New York/Uber, Lyft drivers win big victory – $328 million!

By G. Dunkel
November 10, 2023

New York City

Uber and Lyft, without admitting they did anything wrong, agreed to pay around 100,000 drivers $328 million in back wages that they stole from 2015 through 2017. Additionally, the office of New York State Attorney General Letitia James, who handled the negotiations, forced these companies to set up sick leave provisions for their drivers. They also had to agree to provide unemployment insurance to their drivers, even though they still can claim they are “independent contractors.”

In handling the news, most of the media ignored the fact that big companies which steal hundreds of millions of dollars are allowed to make restitution, while a worker who steals thousands of dollars or colludes very likely goes to jail. It was the actions and investigations of Attorney General James that are presented as the factors that led to this working-class victory.

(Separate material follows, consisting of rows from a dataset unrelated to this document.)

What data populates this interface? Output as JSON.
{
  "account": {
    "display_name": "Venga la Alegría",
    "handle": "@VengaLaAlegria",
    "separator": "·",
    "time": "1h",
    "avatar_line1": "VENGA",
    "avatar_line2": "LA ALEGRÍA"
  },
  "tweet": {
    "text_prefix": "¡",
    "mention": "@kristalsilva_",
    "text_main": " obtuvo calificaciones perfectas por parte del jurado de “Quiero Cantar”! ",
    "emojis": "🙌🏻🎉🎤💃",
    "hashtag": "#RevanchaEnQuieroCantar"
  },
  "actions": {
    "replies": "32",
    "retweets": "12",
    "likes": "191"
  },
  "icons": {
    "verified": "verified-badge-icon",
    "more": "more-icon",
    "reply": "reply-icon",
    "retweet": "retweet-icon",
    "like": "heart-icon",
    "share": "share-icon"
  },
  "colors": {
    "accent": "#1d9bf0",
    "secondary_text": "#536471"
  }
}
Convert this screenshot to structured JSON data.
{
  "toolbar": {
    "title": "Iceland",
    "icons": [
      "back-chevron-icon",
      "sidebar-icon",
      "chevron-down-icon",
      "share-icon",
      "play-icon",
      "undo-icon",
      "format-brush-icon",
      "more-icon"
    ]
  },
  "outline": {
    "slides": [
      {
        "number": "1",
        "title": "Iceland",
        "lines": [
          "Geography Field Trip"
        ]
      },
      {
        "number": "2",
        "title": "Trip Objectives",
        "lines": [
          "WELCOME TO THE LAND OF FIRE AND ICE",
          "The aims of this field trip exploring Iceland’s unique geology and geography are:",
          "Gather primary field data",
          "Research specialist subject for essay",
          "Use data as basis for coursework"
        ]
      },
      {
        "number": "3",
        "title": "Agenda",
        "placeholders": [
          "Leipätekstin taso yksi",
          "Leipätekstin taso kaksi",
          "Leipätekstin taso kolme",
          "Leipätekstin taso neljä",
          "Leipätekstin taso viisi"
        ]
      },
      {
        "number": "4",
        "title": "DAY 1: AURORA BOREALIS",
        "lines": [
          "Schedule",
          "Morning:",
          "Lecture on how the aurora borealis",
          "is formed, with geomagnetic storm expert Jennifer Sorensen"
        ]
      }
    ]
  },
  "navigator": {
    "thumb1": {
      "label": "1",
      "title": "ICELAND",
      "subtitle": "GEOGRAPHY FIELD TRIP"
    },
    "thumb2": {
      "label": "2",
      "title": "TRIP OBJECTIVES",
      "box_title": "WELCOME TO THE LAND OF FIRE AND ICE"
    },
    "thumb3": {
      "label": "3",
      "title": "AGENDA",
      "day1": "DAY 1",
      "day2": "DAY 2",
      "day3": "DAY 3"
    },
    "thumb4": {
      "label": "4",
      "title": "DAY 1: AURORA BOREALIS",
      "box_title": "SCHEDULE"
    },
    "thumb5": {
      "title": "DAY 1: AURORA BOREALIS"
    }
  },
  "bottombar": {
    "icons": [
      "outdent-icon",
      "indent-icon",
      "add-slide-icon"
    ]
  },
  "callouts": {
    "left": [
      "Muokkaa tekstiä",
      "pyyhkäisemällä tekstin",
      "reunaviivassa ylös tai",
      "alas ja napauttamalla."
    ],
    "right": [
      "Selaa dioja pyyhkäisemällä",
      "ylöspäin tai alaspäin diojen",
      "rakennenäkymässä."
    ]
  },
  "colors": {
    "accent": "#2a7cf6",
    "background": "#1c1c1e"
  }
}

What James did was indeed very important. But the New York Taxi Workers Alliance, a labor organization, had been complaining and organizing around this issue for 8-1/2 years. Over 2,500 members of the NYTWA took part in this campaign, which involved picket lines and rallies, as well as lawsuits. .

NYTWA President Bhairavi Desai told the online news site ”The City” that she and her members are “ecstatic,” adding: “It pays to be persistent. Our members never gave up. You can’t turn back the clock and feed a hungry belly, but this money is going to help drivers get the life that they should have had in the years that this money was initially stolen.” (The City, Nov. 2)

While this is a historically large recovery, the Economic Policy Institute reports: “Between 2017 and 2020, more than $3 billion in stolen wages was recovered on behalf of workers by the U.S. Department of Labor, state departments of labor and attorneys general, and through class and collective action litigation.”

The New York Taxi Workers Alliance statement at their website ends: “The victory today for [over] 80,000 drivers was made possible because NYTWA members refused to give up. Build the union that wins! Driver Power! Union Power!”